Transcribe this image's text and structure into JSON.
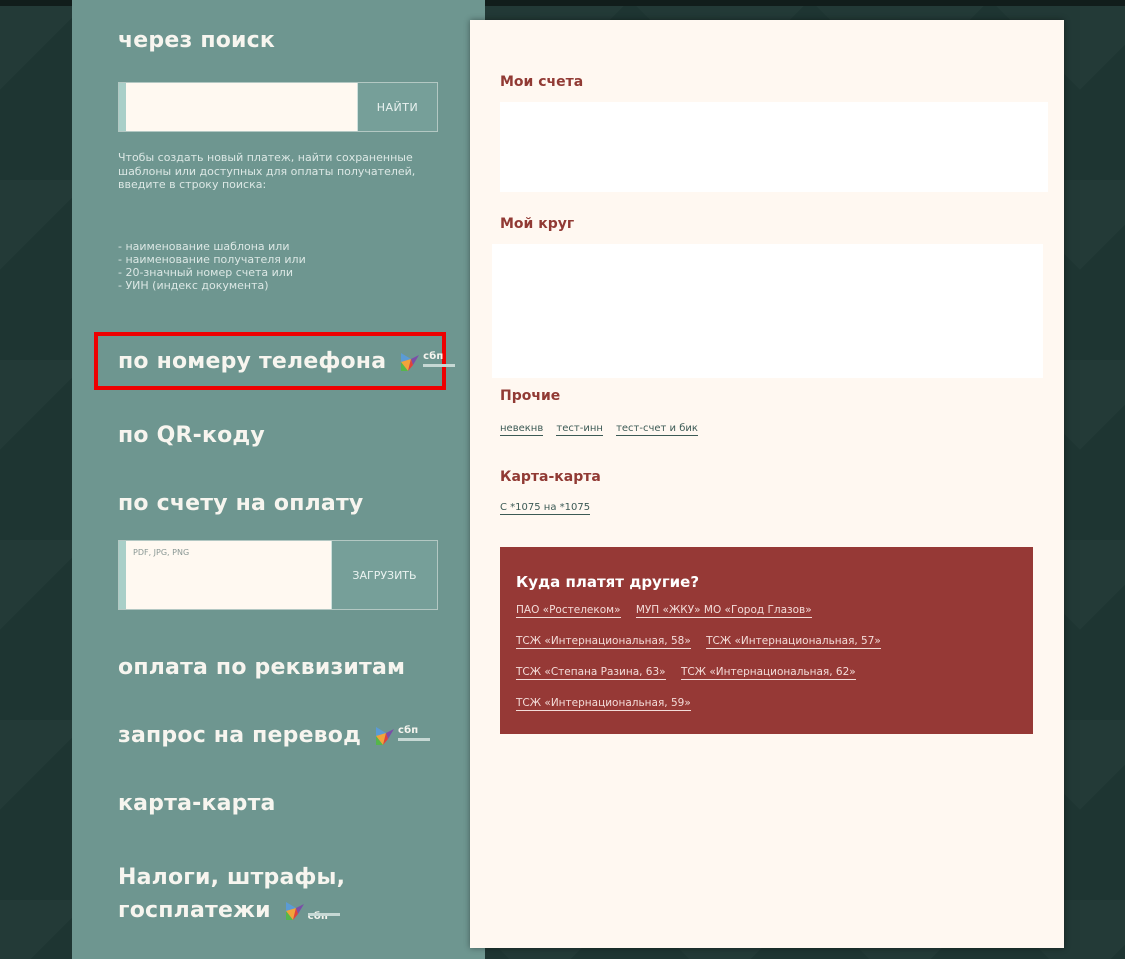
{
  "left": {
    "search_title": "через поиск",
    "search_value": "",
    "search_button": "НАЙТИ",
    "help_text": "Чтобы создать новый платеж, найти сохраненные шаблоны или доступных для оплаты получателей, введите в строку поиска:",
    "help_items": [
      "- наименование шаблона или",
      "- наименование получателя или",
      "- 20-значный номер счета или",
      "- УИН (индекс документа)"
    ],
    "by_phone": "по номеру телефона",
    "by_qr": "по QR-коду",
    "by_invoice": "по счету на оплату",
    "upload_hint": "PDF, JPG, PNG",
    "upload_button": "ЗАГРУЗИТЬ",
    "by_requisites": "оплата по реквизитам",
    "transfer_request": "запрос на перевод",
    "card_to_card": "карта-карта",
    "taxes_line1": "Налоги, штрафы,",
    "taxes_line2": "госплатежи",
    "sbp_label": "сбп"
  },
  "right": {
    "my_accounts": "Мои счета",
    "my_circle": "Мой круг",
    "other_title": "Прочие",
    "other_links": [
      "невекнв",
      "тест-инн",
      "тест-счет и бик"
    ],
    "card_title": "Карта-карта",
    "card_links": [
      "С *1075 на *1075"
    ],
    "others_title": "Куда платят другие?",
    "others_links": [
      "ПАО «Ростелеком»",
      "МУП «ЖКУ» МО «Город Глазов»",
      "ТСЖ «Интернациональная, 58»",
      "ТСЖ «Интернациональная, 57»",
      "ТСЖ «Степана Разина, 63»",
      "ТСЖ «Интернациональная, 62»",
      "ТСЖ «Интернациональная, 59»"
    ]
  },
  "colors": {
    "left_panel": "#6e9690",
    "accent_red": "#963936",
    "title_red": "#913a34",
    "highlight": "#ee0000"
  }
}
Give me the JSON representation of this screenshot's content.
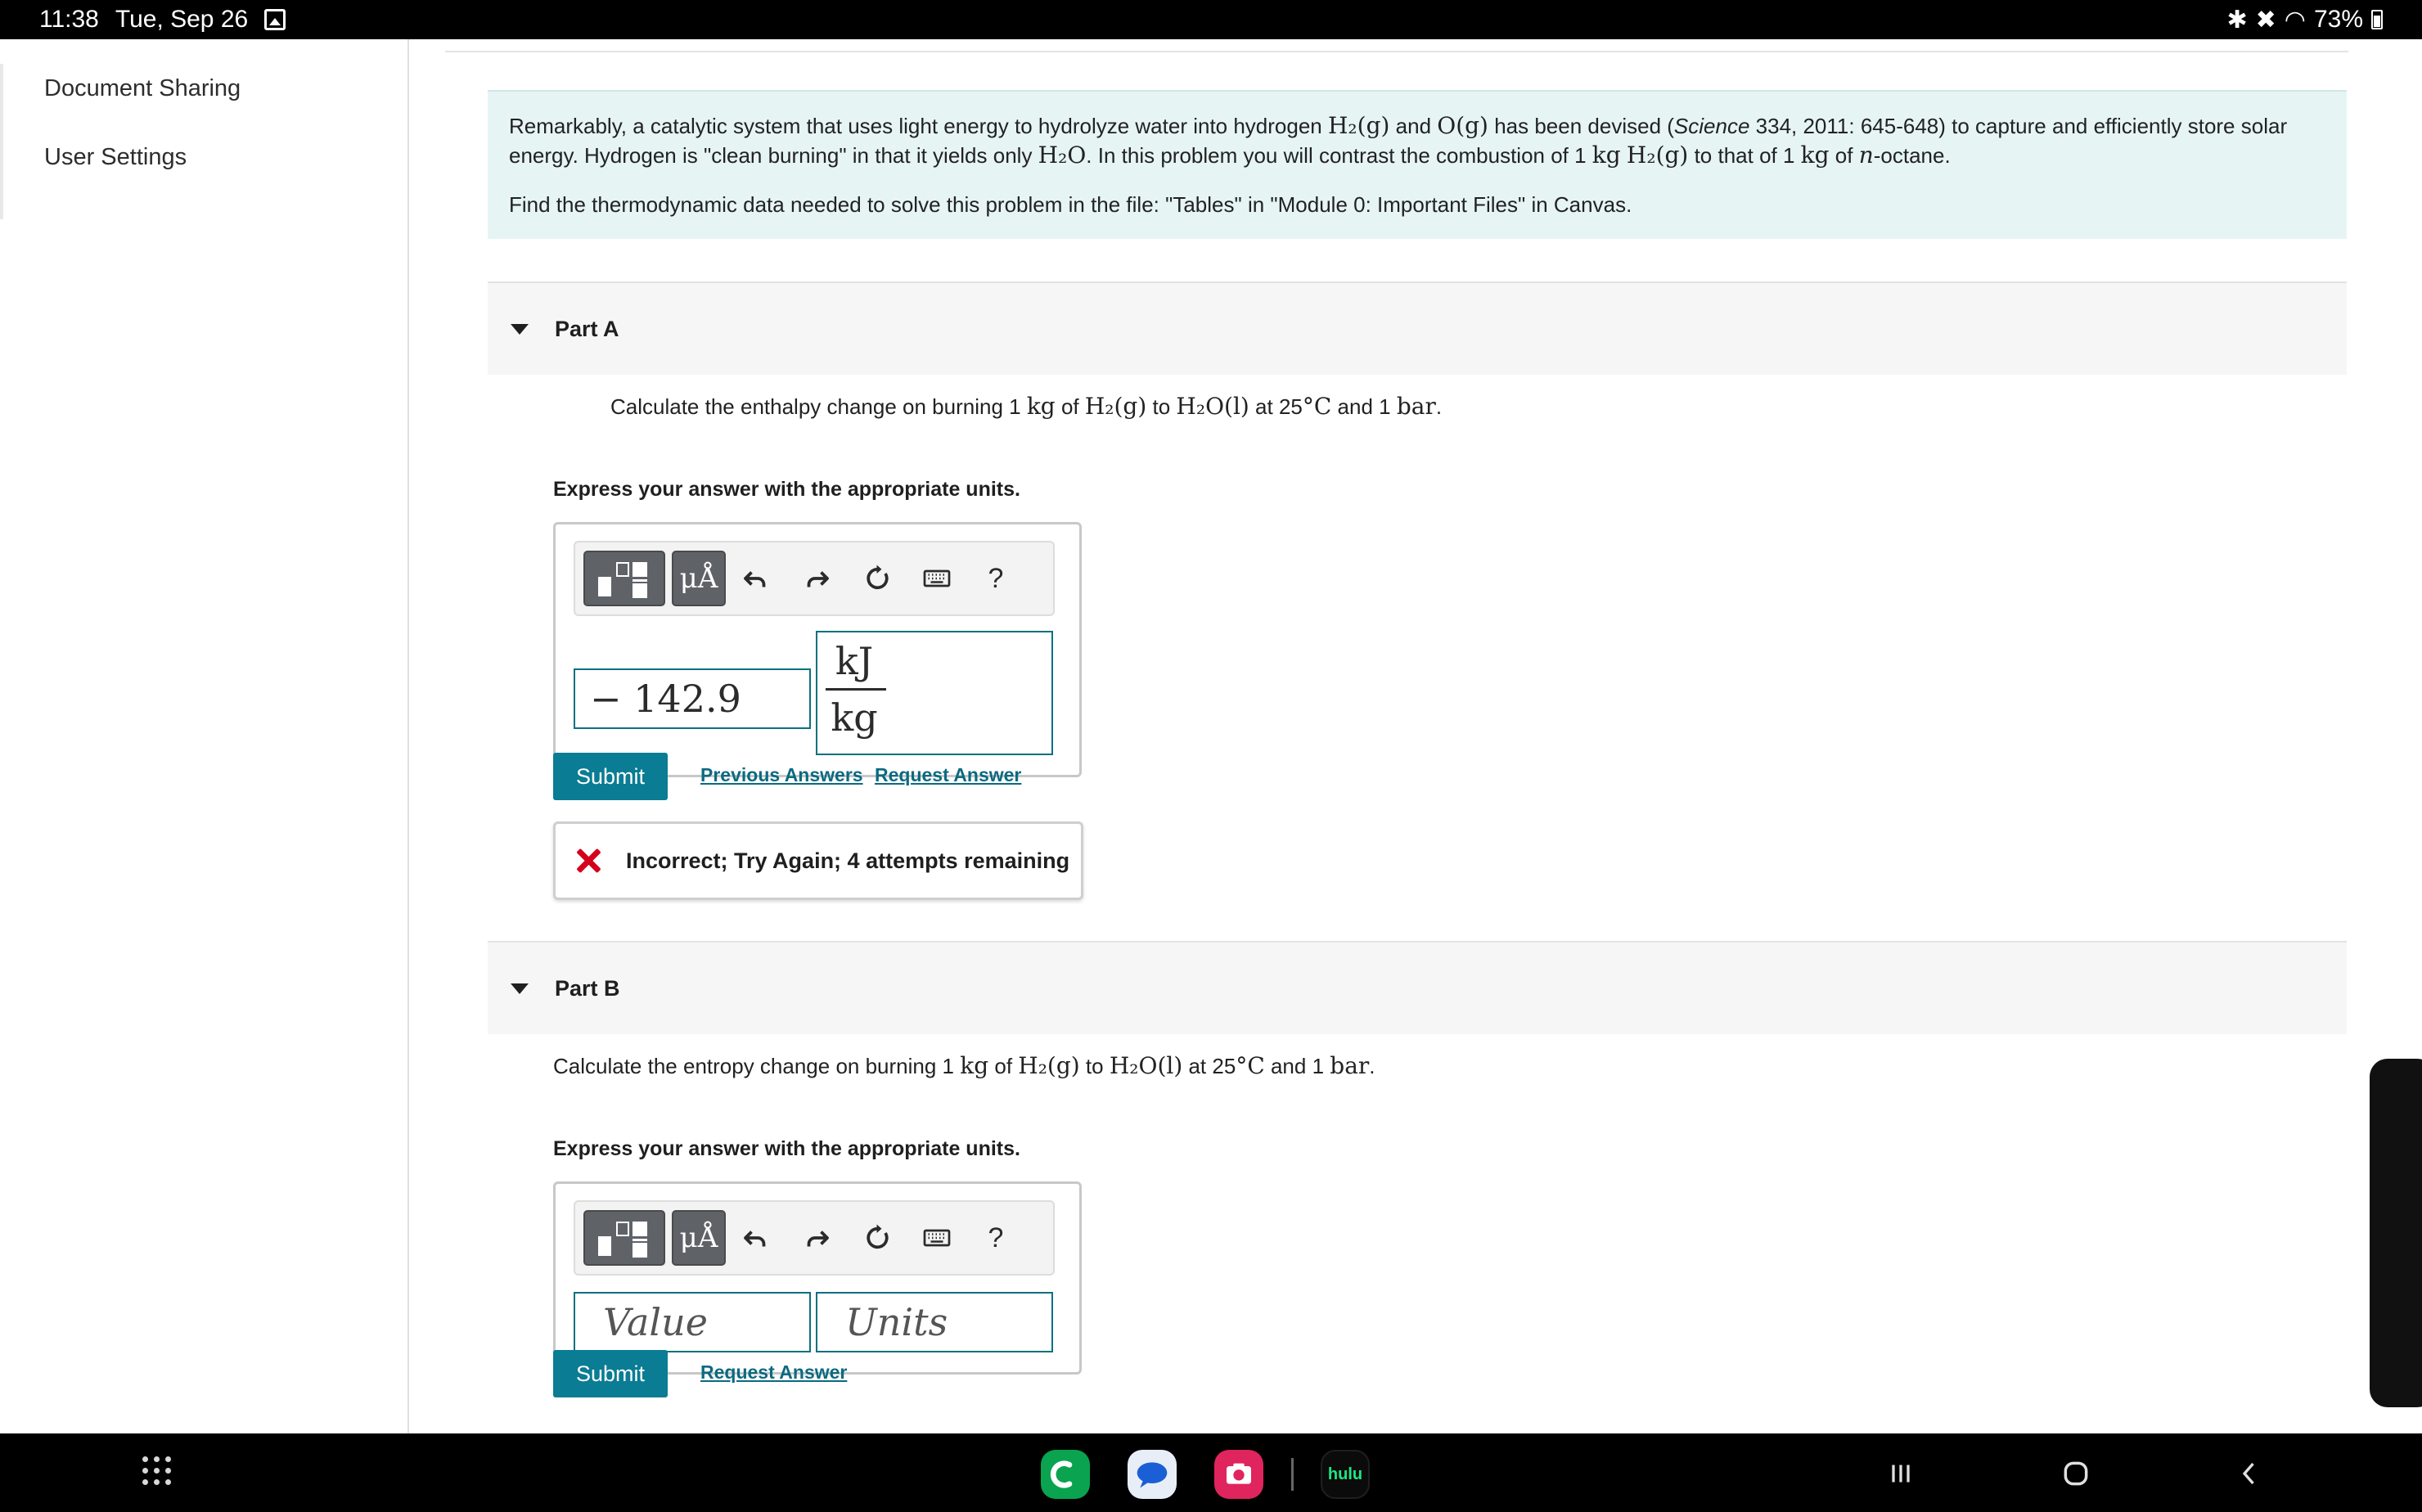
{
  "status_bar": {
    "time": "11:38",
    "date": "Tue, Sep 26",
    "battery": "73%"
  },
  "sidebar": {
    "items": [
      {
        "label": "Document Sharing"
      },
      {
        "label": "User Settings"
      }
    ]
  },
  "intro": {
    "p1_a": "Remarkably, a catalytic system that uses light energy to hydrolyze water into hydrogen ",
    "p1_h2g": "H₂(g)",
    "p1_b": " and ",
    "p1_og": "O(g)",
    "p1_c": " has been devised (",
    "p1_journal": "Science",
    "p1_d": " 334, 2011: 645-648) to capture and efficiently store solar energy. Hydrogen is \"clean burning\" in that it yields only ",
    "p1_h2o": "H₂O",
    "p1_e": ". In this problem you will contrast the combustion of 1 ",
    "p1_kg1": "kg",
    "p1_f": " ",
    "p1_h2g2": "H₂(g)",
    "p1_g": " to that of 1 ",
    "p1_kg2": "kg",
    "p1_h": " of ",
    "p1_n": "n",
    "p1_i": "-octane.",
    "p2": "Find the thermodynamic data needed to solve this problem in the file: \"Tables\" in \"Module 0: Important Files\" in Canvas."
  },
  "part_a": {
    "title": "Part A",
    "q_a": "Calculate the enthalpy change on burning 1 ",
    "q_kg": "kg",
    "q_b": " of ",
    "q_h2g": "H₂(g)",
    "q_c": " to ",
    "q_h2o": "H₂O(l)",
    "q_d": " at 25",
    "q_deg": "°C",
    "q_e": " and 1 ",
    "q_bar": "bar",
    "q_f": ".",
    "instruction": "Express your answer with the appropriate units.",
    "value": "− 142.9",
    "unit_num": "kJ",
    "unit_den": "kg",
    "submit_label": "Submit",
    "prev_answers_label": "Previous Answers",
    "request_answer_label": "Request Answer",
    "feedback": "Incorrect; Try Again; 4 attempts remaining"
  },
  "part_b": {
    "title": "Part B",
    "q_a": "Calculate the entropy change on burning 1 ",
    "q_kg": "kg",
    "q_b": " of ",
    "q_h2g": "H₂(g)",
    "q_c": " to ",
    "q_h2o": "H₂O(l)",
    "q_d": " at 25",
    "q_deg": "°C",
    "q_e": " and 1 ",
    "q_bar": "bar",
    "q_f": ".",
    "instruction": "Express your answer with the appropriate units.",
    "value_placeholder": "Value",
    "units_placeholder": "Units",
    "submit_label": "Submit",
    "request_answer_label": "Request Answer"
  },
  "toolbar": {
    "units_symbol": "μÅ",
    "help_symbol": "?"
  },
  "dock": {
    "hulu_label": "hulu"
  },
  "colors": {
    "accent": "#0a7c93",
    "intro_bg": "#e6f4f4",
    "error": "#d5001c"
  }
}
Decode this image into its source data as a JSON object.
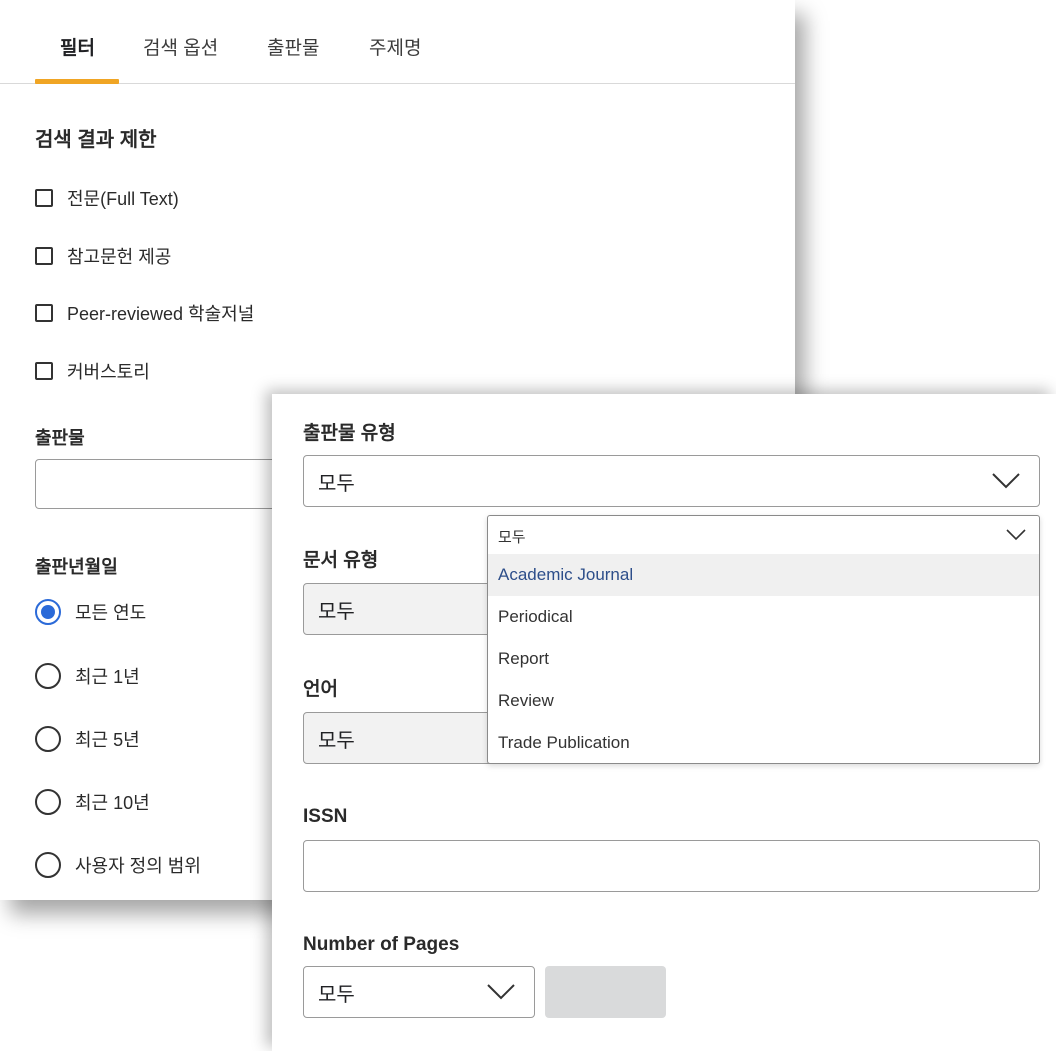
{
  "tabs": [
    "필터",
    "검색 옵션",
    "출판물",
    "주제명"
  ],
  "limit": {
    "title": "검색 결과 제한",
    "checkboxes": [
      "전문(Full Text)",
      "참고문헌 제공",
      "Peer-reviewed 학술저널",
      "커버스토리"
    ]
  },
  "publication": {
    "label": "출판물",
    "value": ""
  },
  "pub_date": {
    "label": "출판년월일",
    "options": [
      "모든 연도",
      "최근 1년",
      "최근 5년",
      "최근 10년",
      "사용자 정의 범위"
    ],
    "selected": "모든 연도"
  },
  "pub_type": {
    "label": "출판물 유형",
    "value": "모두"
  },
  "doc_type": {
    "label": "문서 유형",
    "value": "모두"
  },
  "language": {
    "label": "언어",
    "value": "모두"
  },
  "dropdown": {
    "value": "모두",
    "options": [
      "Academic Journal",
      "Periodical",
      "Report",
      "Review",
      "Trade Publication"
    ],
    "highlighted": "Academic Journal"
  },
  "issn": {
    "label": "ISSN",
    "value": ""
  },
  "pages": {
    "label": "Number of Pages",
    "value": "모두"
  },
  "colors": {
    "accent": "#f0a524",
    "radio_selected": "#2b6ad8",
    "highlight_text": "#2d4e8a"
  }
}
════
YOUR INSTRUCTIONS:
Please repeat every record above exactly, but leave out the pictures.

SOLVED PROBLEM:
Transcribe this image's text and structure into JSON.
{
  "left": {
    "search_title": "через поиск",
    "search_value": "",
    "search_button": "НАЙТИ",
    "help_text": "Чтобы создать новый платеж, найти сохраненные шаблоны или доступных для оплаты получателей, введите в строку поиска:",
    "help_items": [
      "- наименование шаблона или",
      "- наименование получателя или",
      "- 20-значный номер счета или",
      "- УИН (индекс документа)"
    ],
    "by_phone": "по номеру телефона",
    "by_qr": "по QR-коду",
    "by_invoice": "по счету на оплату",
    "upload_hint": "PDF, JPG, PNG",
    "upload_button": "ЗАГРУЗИТЬ",
    "by_requisites": "оплата по реквизитам",
    "transfer_request": "запрос на перевод",
    "card_to_card": "карта-карта",
    "taxes_line1": "Налоги, штрафы,",
    "taxes_line2": "госплатежи",
    "sbp_label": "сбп"
  },
  "right": {
    "my_accounts": "Мои счета",
    "my_circle": "Мой круг",
    "other_title": "Прочие",
    "other_links": [
      "невекнв",
      "тест-инн",
      "тест-счет и бик"
    ],
    "card_title": "Карта-карта",
    "card_links": [
      "С *1075 на *1075"
    ],
    "others_title": "Куда платят другие?",
    "others_links": [
      "ПАО «Ростелеком»",
      "МУП «ЖКУ» МО «Город Глазов»",
      "ТСЖ «Интернациональная, 58»",
      "ТСЖ «Интернациональная, 57»",
      "ТСЖ «Степана Разина, 63»",
      "ТСЖ «Интернациональная, 62»",
      "ТСЖ «Интернациональная, 59»"
    ]
  },
  "colors": {
    "left_panel": "#6e9690",
    "accent_red": "#963936",
    "title_red": "#913a34",
    "highlight": "#ee0000"
  }
}
Give me the JSON representation of this screenshot's content.
{
  "status_bar": {
    "time": "11:38",
    "date": "Tue, Sep 26",
    "battery": "73%"
  },
  "sidebar": {
    "items": [
      {
        "label": "Document Sharing"
      },
      {
        "label": "User Settings"
      }
    ]
  },
  "intro": {
    "p1_a": "Remarkably, a catalytic system that uses light energy to hydrolyze water into hydrogen ",
    "p1_h2g": "H₂(g)",
    "p1_b": " and ",
    "p1_og": "O(g)",
    "p1_c": " has been devised (",
    "p1_journal": "Science",
    "p1_d": " 334, 2011: 645-648) to capture and efficiently store solar energy. Hydrogen is \"clean burning\" in that it yields only ",
    "p1_h2o": "H₂O",
    "p1_e": ". In this problem you will contrast the combustion of 1 ",
    "p1_kg1": "kg",
    "p1_f": " ",
    "p1_h2g2": "H₂(g)",
    "p1_g": " to that of 1 ",
    "p1_kg2": "kg",
    "p1_h": " of ",
    "p1_n": "n",
    "p1_i": "-octane.",
    "p2": "Find the thermodynamic data needed to solve this problem in the file: \"Tables\" in \"Module 0: Important Files\" in Canvas."
  },
  "part_a": {
    "title": "Part A",
    "q_a": "Calculate the enthalpy change on burning 1 ",
    "q_kg": "kg",
    "q_b": " of ",
    "q_h2g": "H₂(g)",
    "q_c": " to ",
    "q_h2o": "H₂O(l)",
    "q_d": " at 25",
    "q_deg": "°C",
    "q_e": " and 1 ",
    "q_bar": "bar",
    "q_f": ".",
    "instruction": "Express your answer with the appropriate units.",
    "value": "− 142.9",
    "unit_num": "kJ",
    "unit_den": "kg",
    "submit_label": "Submit",
    "prev_answers_label": "Previous Answers",
    "request_answer_label": "Request Answer",
    "feedback": "Incorrect; Try Again; 4 attempts remaining"
  },
  "part_b": {
    "title": "Part B",
    "q_a": "Calculate the entropy change on burning 1 ",
    "q_kg": "kg",
    "q_b": " of ",
    "q_h2g": "H₂(g)",
    "q_c": " to ",
    "q_h2o": "H₂O(l)",
    "q_d": " at 25",
    "q_deg": "°C",
    "q_e": " and 1 ",
    "q_bar": "bar",
    "q_f": ".",
    "instruction": "Express your answer with the appropriate units.",
    "value_placeholder": "Value",
    "units_placeholder": "Units",
    "submit_label": "Submit",
    "request_answer_label": "Request Answer"
  },
  "toolbar": {
    "units_symbol": "μÅ",
    "help_symbol": "?"
  },
  "dock": {
    "hulu_label": "hulu"
  },
  "colors": {
    "accent": "#0a7c93",
    "intro_bg": "#e6f4f4",
    "error": "#d5001c"
  }
}
Decode this image into its source data as a JSON object.
{
  "tabs": [
    "필터",
    "검색 옵션",
    "출판물",
    "주제명"
  ],
  "limit": {
    "title": "검색 결과 제한",
    "checkboxes": [
      "전문(Full Text)",
      "참고문헌 제공",
      "Peer-reviewed 학술저널",
      "커버스토리"
    ]
  },
  "publication": {
    "label": "출판물",
    "value": ""
  },
  "pub_date": {
    "label": "출판년월일",
    "options": [
      "모든 연도",
      "최근 1년",
      "최근 5년",
      "최근 10년",
      "사용자 정의 범위"
    ],
    "selected": "모든 연도"
  },
  "pub_type": {
    "label": "출판물 유형",
    "value": "모두"
  },
  "doc_type": {
    "label": "문서 유형",
    "value": "모두"
  },
  "language": {
    "label": "언어",
    "value": "모두"
  },
  "dropdown": {
    "value": "모두",
    "options": [
      "Academic Journal",
      "Periodical",
      "Report",
      "Review",
      "Trade Publication"
    ],
    "highlighted": "Academic Journal"
  },
  "issn": {
    "label": "ISSN",
    "value": ""
  },
  "pages": {
    "label": "Number of Pages",
    "value": "모두"
  },
  "colors": {
    "accent": "#f0a524",
    "radio_selected": "#2b6ad8",
    "highlight_text": "#2d4e8a"
  }
}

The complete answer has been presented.